* **Work to complete**: Your answer must be one number: the count of lines below that hold the word "name".

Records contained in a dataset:
BEGIN

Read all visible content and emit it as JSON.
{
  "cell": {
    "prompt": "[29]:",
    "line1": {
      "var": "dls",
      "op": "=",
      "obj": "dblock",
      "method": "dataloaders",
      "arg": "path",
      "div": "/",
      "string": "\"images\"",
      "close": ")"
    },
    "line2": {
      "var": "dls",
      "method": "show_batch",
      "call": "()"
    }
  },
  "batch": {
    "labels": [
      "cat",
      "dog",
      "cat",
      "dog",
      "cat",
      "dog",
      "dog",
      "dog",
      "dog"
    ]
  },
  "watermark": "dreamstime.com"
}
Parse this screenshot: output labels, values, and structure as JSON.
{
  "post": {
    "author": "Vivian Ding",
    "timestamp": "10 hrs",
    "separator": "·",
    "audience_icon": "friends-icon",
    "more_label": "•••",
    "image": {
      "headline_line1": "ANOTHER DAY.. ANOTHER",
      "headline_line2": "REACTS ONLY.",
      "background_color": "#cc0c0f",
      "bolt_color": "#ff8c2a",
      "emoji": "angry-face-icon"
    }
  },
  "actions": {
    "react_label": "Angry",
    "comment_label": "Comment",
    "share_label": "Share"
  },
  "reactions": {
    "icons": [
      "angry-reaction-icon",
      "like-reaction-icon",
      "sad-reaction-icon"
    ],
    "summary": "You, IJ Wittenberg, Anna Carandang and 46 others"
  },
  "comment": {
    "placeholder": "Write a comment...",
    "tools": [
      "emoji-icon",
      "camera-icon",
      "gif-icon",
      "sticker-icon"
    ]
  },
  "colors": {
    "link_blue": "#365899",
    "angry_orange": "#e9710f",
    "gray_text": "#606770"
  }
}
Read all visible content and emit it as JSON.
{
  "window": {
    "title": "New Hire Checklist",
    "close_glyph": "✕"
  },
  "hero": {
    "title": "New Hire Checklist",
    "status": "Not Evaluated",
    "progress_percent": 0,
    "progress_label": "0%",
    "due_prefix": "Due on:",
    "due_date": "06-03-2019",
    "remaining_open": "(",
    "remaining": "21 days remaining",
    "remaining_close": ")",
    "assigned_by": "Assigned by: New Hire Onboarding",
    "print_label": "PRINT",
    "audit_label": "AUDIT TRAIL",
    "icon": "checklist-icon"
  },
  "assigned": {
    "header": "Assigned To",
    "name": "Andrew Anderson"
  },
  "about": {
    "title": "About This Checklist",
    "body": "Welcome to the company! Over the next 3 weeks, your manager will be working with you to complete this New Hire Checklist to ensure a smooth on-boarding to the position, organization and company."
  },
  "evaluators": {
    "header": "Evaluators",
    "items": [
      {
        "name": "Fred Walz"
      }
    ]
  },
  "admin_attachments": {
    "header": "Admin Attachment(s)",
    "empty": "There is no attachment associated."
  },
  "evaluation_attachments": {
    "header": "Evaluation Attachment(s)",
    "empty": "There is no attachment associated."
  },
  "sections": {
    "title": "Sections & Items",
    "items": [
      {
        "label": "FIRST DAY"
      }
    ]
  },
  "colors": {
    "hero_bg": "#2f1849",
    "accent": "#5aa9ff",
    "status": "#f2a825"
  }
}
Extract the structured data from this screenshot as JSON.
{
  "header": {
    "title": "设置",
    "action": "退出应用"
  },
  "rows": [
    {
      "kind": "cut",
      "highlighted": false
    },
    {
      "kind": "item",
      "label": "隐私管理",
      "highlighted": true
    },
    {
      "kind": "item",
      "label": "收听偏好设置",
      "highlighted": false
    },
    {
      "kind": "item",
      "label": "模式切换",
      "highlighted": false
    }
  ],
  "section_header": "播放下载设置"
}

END

* **Answer to this exercise**: 2